South Florida Jurassic exploration has been overlooked as a viable exploration target due to lack of data and plate-tectonics application. In Florida, "basement" is defined as crystalline, igneous, metamorphic, and unmetamorphosed sediments of Paleozoic age. Age-dating of zircons has proven that the Florida lower Paleozoic terrane is not akin to that of North America but is part of the West African Guinean shield. Previous published reconstructions of late Paleozoic fits of crustal plates and continents have failed to account for the differences in peninsula Florida basement and the geologic and tectonic continuities of peninsula Florida, Yucatan, Cuba, Hispaniola, and Bahamas. Pre-Atlantic reconstruction of the Gulf of Mexico in this study proposes that there was a Florida connection to Yucatan-Cuba-Africa during the Triassic. This reconstruction also shows that the Jurassic sediments that are well known in the northern Gulf Coast should have been deposited in similar depositional environments in southern Florida. Deep drilling on the Florida peninsula has confirmed this hypothesis. By using plate tectonic reconstruction based on the rising of the North Atlantic Ocean and evidence from petrology of basement samples from deep wells together with petrographic analyses of Jurassic sediments, a Smackover-equivalent exploration play can be developed. Petrographic and petrophysical analysis of these wells that have encountered Jurassic marine shales, anhydrite, dolomite, carbonate, and clastic sediments has determined that these sediments are from shallow-water subtidal, t dal, intertidal, and supratidal environments. Excellent gas shows, oil stain in the pores and high TOC values in the marine shales, indicate that large accumulations of hydrocarbon are present. To date, preferential drilling of structure has shown that pre-Cretaceous rocks have been intruded by igneous rocks in certain areas. However, application of Gulf Coast Smackover analogous stratigraphic models to this area will reduce risk and indicate where large oil and gas production volumes will be found.

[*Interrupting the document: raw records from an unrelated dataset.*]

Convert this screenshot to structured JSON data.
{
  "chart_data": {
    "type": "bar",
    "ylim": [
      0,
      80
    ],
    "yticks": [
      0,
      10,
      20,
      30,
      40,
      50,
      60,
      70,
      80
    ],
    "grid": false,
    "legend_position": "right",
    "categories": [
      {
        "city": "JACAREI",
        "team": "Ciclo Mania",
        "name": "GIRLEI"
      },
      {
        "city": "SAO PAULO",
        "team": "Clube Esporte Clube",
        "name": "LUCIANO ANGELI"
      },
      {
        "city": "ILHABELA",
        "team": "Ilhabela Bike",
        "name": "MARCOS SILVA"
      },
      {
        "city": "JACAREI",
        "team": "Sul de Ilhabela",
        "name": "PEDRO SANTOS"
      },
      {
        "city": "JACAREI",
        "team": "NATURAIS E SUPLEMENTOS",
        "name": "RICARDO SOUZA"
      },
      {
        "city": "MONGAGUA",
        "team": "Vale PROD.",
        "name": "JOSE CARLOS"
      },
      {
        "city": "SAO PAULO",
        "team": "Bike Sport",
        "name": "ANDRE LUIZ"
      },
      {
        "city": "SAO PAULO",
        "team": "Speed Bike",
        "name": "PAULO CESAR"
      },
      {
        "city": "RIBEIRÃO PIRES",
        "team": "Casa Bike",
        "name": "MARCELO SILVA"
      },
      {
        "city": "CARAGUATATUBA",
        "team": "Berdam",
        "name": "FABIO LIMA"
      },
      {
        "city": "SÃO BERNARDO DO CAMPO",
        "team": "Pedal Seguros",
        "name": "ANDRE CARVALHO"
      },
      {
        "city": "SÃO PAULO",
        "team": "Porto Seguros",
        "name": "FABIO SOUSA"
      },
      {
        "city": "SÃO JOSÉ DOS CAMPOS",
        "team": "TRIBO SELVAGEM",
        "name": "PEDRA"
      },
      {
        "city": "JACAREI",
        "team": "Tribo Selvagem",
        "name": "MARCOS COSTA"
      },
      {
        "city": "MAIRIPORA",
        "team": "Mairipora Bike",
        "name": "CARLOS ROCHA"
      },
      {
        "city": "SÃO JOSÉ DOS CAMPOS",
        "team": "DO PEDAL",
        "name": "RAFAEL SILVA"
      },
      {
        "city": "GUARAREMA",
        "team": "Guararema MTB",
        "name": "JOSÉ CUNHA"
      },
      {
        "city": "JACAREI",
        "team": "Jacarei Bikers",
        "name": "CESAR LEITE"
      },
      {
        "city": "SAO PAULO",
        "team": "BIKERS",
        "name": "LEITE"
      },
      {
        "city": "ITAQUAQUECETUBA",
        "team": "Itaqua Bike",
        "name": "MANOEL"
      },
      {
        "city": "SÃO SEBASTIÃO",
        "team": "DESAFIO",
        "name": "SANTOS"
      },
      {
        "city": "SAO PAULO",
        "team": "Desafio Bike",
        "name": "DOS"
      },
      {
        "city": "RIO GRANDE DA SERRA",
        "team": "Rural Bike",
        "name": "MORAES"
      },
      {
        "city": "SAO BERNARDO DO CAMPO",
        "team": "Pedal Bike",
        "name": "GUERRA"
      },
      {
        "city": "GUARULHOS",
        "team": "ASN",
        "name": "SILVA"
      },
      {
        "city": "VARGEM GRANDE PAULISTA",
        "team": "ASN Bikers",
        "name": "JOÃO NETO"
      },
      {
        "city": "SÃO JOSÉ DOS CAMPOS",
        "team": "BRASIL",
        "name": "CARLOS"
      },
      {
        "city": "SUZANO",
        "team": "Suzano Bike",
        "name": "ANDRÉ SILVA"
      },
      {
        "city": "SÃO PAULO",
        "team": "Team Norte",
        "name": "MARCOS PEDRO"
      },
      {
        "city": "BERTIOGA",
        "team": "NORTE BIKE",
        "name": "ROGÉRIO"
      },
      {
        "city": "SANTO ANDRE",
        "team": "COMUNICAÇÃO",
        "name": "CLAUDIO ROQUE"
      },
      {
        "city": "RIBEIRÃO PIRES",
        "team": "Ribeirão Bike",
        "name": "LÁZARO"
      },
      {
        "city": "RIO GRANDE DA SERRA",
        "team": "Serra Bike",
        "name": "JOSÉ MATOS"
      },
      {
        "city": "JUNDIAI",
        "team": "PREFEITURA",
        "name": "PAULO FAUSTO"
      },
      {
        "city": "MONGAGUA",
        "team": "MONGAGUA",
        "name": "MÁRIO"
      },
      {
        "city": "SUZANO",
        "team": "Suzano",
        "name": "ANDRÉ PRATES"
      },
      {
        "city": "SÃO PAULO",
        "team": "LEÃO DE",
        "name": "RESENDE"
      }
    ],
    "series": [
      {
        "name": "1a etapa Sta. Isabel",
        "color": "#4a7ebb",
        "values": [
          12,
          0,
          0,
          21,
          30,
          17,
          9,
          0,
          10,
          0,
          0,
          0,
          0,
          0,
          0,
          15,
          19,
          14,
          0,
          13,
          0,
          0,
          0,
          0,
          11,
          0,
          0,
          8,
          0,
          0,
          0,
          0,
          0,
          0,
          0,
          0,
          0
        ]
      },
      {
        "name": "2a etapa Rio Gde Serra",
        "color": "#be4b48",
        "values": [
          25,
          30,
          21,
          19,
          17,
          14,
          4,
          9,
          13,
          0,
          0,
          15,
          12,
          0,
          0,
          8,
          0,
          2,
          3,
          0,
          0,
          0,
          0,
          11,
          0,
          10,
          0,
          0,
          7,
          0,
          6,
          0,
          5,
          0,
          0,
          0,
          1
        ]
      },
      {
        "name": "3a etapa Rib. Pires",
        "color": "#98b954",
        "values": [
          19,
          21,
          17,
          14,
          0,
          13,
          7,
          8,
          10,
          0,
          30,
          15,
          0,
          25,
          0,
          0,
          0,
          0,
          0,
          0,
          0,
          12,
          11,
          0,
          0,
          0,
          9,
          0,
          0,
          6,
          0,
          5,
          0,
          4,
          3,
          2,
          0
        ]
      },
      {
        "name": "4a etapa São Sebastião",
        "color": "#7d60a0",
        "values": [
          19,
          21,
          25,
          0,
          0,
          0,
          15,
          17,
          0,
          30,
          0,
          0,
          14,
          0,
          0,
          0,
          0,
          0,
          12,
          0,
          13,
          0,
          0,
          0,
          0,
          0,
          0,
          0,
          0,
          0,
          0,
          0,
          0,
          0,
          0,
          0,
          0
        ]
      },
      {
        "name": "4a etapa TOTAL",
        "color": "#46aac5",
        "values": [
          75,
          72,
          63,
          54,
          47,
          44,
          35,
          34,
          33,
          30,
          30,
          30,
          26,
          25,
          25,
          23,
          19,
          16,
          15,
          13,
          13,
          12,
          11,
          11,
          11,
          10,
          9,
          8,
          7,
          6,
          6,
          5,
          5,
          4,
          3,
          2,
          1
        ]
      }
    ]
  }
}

AAPG Search and Discovery Article #90983©1994 GCAGS and Gulf Coast SEPM 44th Annual Meeting, Austin, Texas, October 6-7, 1994